Perhaps someone said to Timothy, “You know, the way you teach the Gospel is pretty far out. You make Jesus sound like some sort of radical reformer. Maybe if you preached like that guy Apollos who just came through, you’d get better results.”
Again, this is something that is not a surprise to pastors. There have been a number of times someone has said to me, “You know, if you would just preach this way, or worship that way, or soften Jesus’ message a bit, we’d grow like wildfire!” And each time I sigh inwardly and say to the person, “Thanks for the suggestion. We’ll honor those suggestions, but at the heart of it, we will keep doing things the way Jesus has taught us.”

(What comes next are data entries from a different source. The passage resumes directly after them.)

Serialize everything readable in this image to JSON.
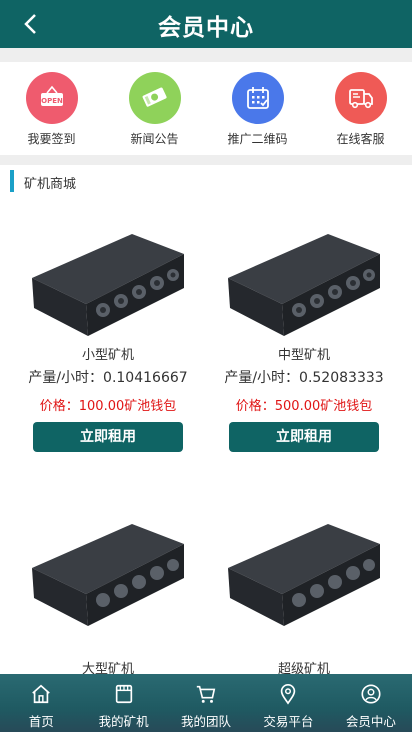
{
  "header": {
    "title": "会员中心",
    "back_icon": "chevron-left-icon"
  },
  "quick_actions": [
    {
      "label": "我要签到",
      "icon": "open-sign-icon",
      "color": "#ef5b6e"
    },
    {
      "label": "新闻公告",
      "icon": "money-icon",
      "color": "#8fd25a"
    },
    {
      "label": "推广二维码",
      "icon": "calendar-icon",
      "color": "#4a78ea"
    },
    {
      "label": "在线客服",
      "icon": "truck-icon",
      "color": "#ef5a56"
    }
  ],
  "section": {
    "title": "矿机商城"
  },
  "products": [
    {
      "name": "小型矿机",
      "rate": "产量/小时：0.10416667",
      "price": "价格：100.00矿池钱包",
      "button": "立即租用"
    },
    {
      "name": "中型矿机",
      "rate": "产量/小时：0.52083333",
      "price": "价格：500.00矿池钱包",
      "button": "立即租用"
    },
    {
      "name": "大型矿机"
    },
    {
      "name": "超级矿机"
    }
  ],
  "tabbar": [
    {
      "label": "首页",
      "icon": "home-icon"
    },
    {
      "label": "我的矿机",
      "icon": "store-icon"
    },
    {
      "label": "我的团队",
      "icon": "cart-icon"
    },
    {
      "label": "交易平台",
      "icon": "location-icon"
    },
    {
      "label": "会员中心",
      "icon": "user-icon"
    }
  ],
  "colors": {
    "primary": "#0f6464",
    "price": "#e01515",
    "accent": "#1aa0c8"
  }
}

This is the hard part of being a follower of Christ. It isn’t all feeding five thousand and putting demons into swine. Sometimes it is simply the long hard walk on the dusty road between Galilee and Jericho. Sometimes it is having to sleep by the side of the road because there is nowhere to bunk in, or no people to offer them hospitality. Sometimes it is figuring out who will go into town for some food. Sometimes it is hearing people who don’t want to receive Christ’s word yelling at you, saying you’re wrong, or crazy, or both. Or just ignoring you, which sometimes feels even worse.
This is not something that is unique to the clergy. It is, in fact, what Jesus told us to expect if we want to be his follower. There are no guarantees of a smooth road.
We will not always have beautiful moments where we feel God’s presence powerfully and we have had a glimpse of what heaven must be like. More often, we will have the ordinary daily list of things we do, and the ordinary practice of Christianity. Occasionally, we will have the experience of being mistreated because we are followers of Christ.
But mostly, it is ordinary. Quotidian. It is the day to day practice of prayer, of worship, of giving to those in need, of helping others. It is quotidian, not dramatic. It may seem like you’re not accomplishing anything. But Paul says it well: “Guard the good treasure entrusted to you, with the help of the Holy Spirit living in us.”
Christianity doesn’t have to be dramatic to be effective. You don’t know the impact your quiet and consistent practice of your faith will have on those around you. But God does, and cherishes your quotidian work.
Guard the good treasure. It may be disguised as ordinary work, quotidian tasks, mundane life as usual. But it is a treasure to you and to those around you.